E.S. Roberts wrote from Malden, Mass to Sam, complimenting him on the short story (“Was it Heaven? or Hell?”) in the Dec. Harper’s [MTP].
February 11 Wednesday – Edward Bergiz wrote from Kivik, Sweden to Sam asking for his “monogram” [MTP].
Frederick A. Duneka of Harpers wrote to Sam.
“There should be an interval of six weeks between the receipt of a MS. and the publication of the book. This can be cut down, of course, but not very much. It is wise to issue the Christian Science volume not later than the last of April. Will this impose too great a burden upon you [?]”[MTP].
February 12 Thursday – William Dean Howells wrote a spoof to Sam of a dream he’d had:
I know you are harassed by a great many things, and I hate to add to your worries, but I must really complain to you of the behavior of your man Sam. I called last night at your place with our old friend Stoddard, and found that to reach the house, I had to climb a plowed field, at the top of which Sam was planting potatoes. A number of people were waiting at the bottom of the field, and hesitating whether to go up, but I explained that we were old acquaintances, and we were going to see you at once. We pushed on, and when we came in easy hail of Sam, he called very rudely to us, and asked us what we wanted. I said we wanted to see you, and he said, “Well, you can’t do it,” and no persuasion that I could use had the least effect with him. He said that nobody could see you, and when I gave him my card, and promised him that he would not have a pleasant time with you, when you found out whom he had turned away, he sneered and said he would not give you the card. To avoid mortifying inquiries from the people we had left at the foot of the hill, we came down another way, and though I momently expected a recall from your house, none followed us, and we made our way home the best we could. This happened, as nearly as I can make out, at about three o’clock in the morning. I have only too much reason to believe that Sam really withheld my card, and I wish you would ask him for it, and make him account in some way for our extraordinary treatment. I cannot remember that Stoddard said anything, but I felt he was as much annoyed as myself. Yours ever… [MTHL 2: 763-4]. Note: Sam wrote on the envelope, “Bet Howells is drunk yet.”

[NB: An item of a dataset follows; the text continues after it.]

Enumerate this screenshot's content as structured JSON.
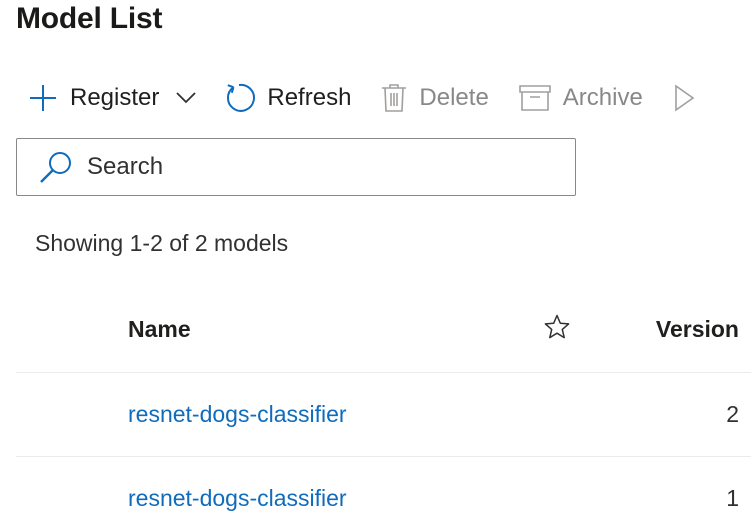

time in St. Louis in ’53, aged 17 ½ , that I took the shy pretty girl from up country
to Ben de Bar’s theatre
see Toodles & had on new 6s when my number was 7s, & slipped them off
& couldn’t get them on again, & walked home with them under my
arm—white socks & it was raining / [Double horiz. Line separator] / Time
the old-time matches caught fire in my pocket [NB 46 TS 10; also Gribben 570,
Robert Lutz, Sam’s defacto publisher in Stuttgart, Germany, wrote wanting a document authorizing him to sell “The Californian’s Tale” which was first published by Chatto & Windus in TS,D in 1896, and in March 1902 in Harper’s Magazine [MTP].
February 13 Friday – In Riverdale, N.Y. Sam responded to William Dean Howells’ dream by playing along and extending the joke.
I am infinitely sorry. I was lying awake at the time, & felt sure I heard voices; so sure, that I put on a dressing-gown & went down to inquire into the matter, but you were already gone. I encountered Sam coming up as I turned the lower corner of the house, & he said it was a stranger, who insisted on seeing me— “a stumpy little gray man with furtive ways & an evil face.”
“What did he say his name was?”
“He didn’t say. He offered his card, but I didn’t take it.”
“That was stupid. Describe him again—& more in detail.”
He did it.
SLC used mourning border for most letters from Susy’s death on, then from Livy’s death on.